The biggest edit is that we aren't shown the old pawnbroker being bludgeoned to death, which helps both to sidestep melodrama and register how impalpable the crime is to its perpetrator. Mark Collison strikes the perfect balance between loveable and contemptible rogue: as scrawny as an abandoned mut, this Raskolnikoff's skin is so thin, we can almost see him twisting inside as he is goaded by police inspector Porfiri, whom the director, Phil Willmott, plays with a smug detachment.

An adaptation could probably thrive solely on the basis of this double- act. Certainly, the other parts are two-dimensional by comparison; so much so that the brief, brawling crowd scenes have the feel of Fast Show sketches.

But the size of the cast isn't simply attention-seeking - by the time Raskolnikoff's helpmeet, the pure-at-heart prostitute, Sonia (Kirsty McFarland), has persuaded him to confess his guilt in the streets, we are in little doubt that the society before which he kneels is so spiritually destitute as to lend him a kind of innocence.

In Sophocles' Oedipus the King, vigorously attempted by the National Youth Theatre, there is a similar journey towards an admission of culpability that the protagonist holds off until the last minute.

The trick, again, is to keep startling the audience, as though the pieces of the jigsaw detailing a tragedy whose outline is already familiar, were being put together for the first time.

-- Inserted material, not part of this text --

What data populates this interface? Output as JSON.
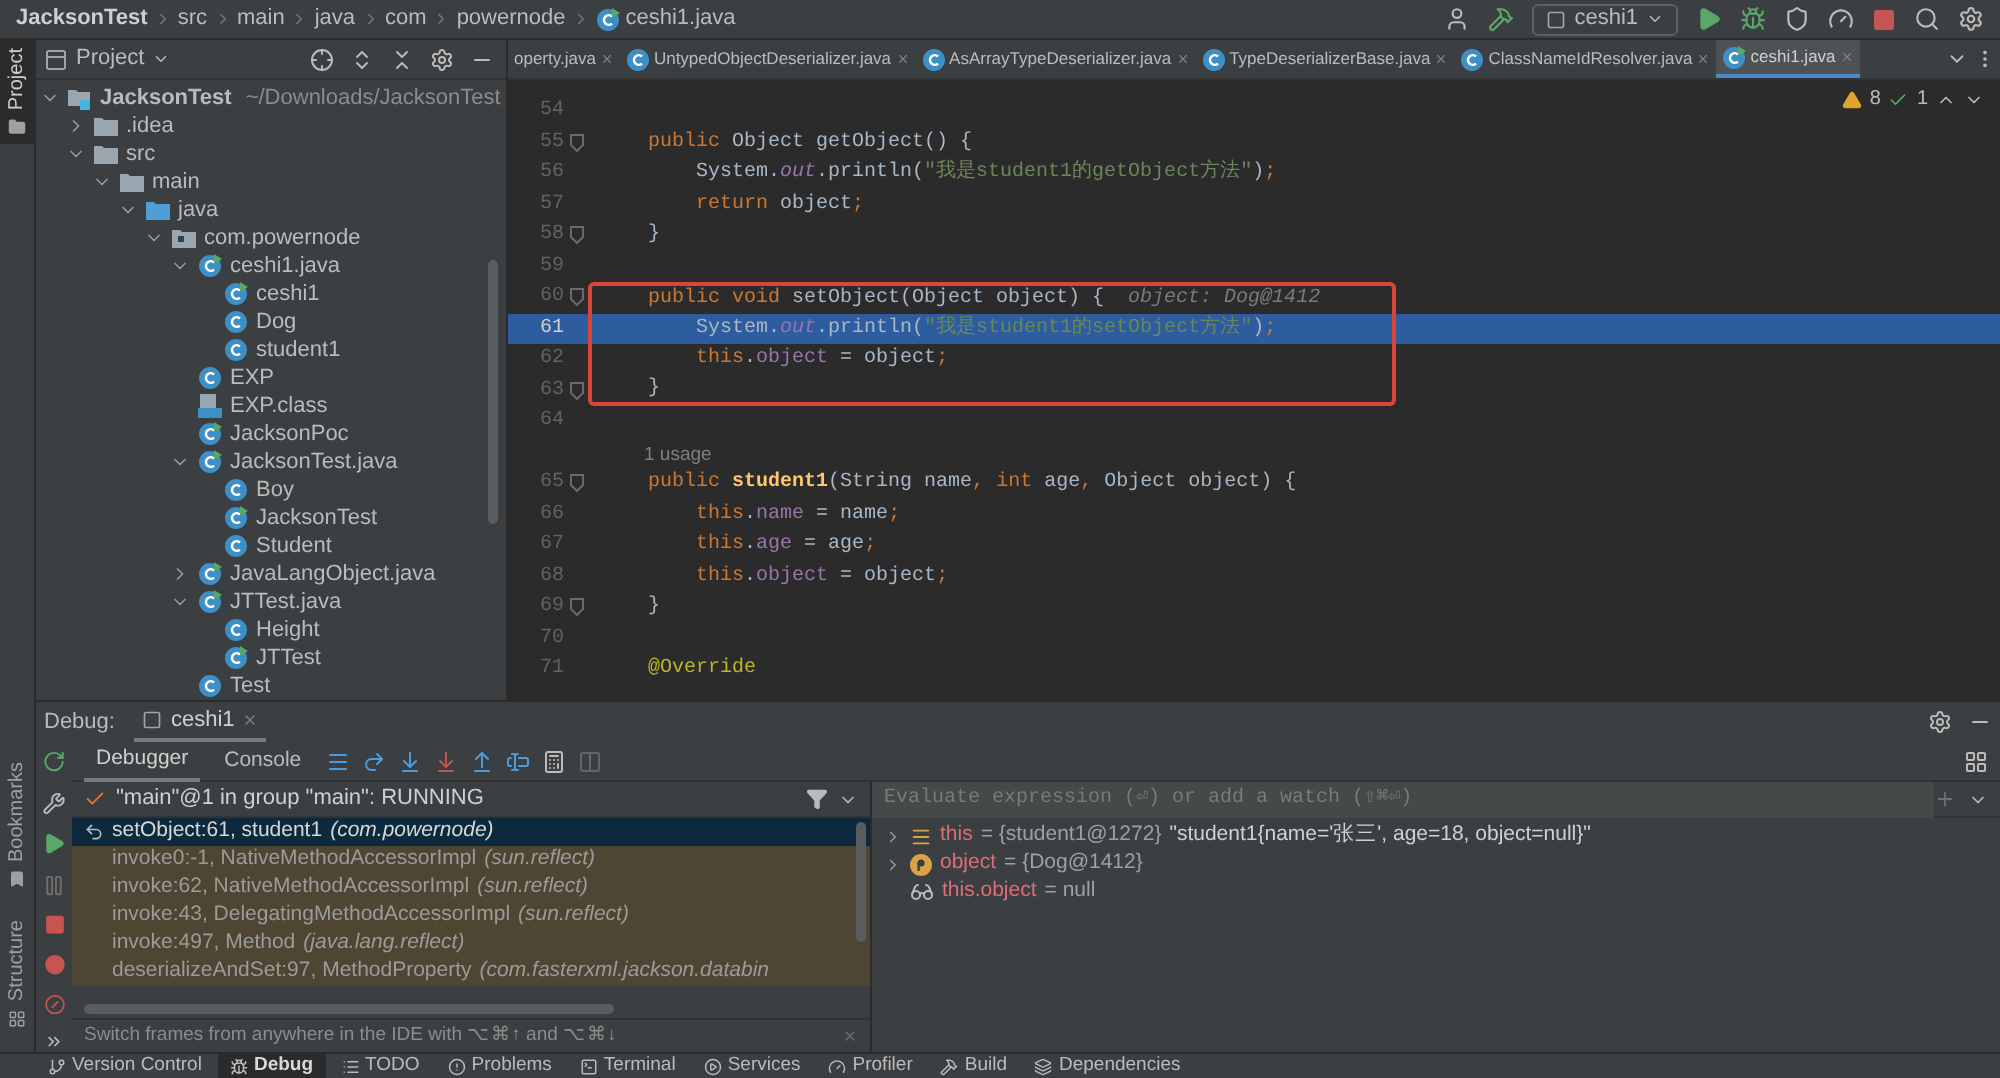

William Kerley, the director, achieves this through the positioning of a massive 33-strong Theban chorus, who sniffle, hiss, sing, chant and stomp their responses - punctuating a tribal steel drum beat with the insistent clatter of pots and pans.

Just shepherding them into position would have been worth an award, but there are some stunning tableaux, most ominously, during Jocasta's revelations, their silhouettes rise up against the glowing cyclorama of Lotte Collett's parched landscape like gathering vultures. The ensemble posturings are more striking than the individual performances: Tom Padden's Oedipus has a delivery of Blair-like sanctimoniousness, which explains why the gods have got it in for him; initially impressive, the rapturous tone doesn't sit so well with defeat.

Neil Simon's 1985 gender rewrite of his 1965 flatmate-from-hell hit The Odd Couple lacks the freshness of the original - even supposing one could block out the memory of Walter Matthau's hangdog performance as Oscar, the man who takes in his anally retentive, suicidal chum and lives to regret it.

Still, Pinnacle Productions (a company set up for actors with day jobs) have a good stab, with Alexis Nishihata and Anita Booth providing the laconic versus drippy opposition needed to fire Simon's gags. So what if the apartment looks irredeemably Battersea? You gotta try.

`Crime and Punishment', Finborough Theatre, SW10, (0171-373 3842) to 19 Sept; `Oedipus the King', Bloomsbury Theatre, WC1, (0171-388 8822) to 19 Sept; `The Odd Couple', Grace Theatre, SW11, (0171-223 3549) to 26 Sept